▶ **Stored data**
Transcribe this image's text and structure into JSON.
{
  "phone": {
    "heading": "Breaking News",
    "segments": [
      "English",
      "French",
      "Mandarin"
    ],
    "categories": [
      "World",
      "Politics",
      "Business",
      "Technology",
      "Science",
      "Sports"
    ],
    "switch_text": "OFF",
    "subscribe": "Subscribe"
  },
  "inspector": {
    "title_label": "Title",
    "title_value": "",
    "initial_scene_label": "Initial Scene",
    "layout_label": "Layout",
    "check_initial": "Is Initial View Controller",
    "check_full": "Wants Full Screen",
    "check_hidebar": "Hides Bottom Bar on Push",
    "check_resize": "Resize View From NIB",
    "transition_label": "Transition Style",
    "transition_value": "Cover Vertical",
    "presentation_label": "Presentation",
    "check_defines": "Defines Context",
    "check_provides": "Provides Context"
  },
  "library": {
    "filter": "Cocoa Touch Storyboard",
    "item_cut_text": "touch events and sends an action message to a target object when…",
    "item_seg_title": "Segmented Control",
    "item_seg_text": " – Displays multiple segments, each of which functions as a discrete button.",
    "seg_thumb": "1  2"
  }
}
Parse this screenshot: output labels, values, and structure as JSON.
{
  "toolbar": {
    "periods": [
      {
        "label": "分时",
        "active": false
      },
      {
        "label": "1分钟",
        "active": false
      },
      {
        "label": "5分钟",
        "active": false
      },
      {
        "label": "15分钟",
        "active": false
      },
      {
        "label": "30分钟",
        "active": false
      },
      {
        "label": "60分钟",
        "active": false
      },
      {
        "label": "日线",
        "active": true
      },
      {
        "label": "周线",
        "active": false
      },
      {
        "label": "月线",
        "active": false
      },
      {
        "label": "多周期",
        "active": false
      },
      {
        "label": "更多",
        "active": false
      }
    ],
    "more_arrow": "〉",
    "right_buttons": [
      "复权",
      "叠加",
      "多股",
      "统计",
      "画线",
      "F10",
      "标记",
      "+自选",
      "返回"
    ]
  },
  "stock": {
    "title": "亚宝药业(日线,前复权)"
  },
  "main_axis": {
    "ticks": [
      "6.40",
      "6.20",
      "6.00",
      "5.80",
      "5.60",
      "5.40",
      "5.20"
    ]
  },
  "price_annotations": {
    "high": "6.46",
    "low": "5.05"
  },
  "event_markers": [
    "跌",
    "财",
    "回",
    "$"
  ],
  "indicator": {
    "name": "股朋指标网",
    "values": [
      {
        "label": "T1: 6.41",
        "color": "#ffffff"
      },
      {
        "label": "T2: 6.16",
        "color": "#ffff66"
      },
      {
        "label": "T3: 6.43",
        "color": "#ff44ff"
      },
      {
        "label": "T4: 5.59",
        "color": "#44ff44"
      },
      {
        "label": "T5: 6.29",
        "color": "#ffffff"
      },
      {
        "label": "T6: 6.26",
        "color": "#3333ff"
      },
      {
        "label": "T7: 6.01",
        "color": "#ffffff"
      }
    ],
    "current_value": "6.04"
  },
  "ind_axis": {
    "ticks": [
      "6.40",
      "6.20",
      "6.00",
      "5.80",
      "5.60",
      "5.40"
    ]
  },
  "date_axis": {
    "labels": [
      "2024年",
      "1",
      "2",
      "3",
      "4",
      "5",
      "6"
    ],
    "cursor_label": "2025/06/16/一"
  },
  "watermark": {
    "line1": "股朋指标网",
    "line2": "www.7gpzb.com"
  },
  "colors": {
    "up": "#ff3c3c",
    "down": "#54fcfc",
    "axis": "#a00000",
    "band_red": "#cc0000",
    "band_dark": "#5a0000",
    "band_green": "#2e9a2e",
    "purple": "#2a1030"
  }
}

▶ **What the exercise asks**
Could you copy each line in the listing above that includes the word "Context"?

▶ **Answer to this exercise**
    "check_defines": "Defines Context",
    "check_provides": "Provides Context"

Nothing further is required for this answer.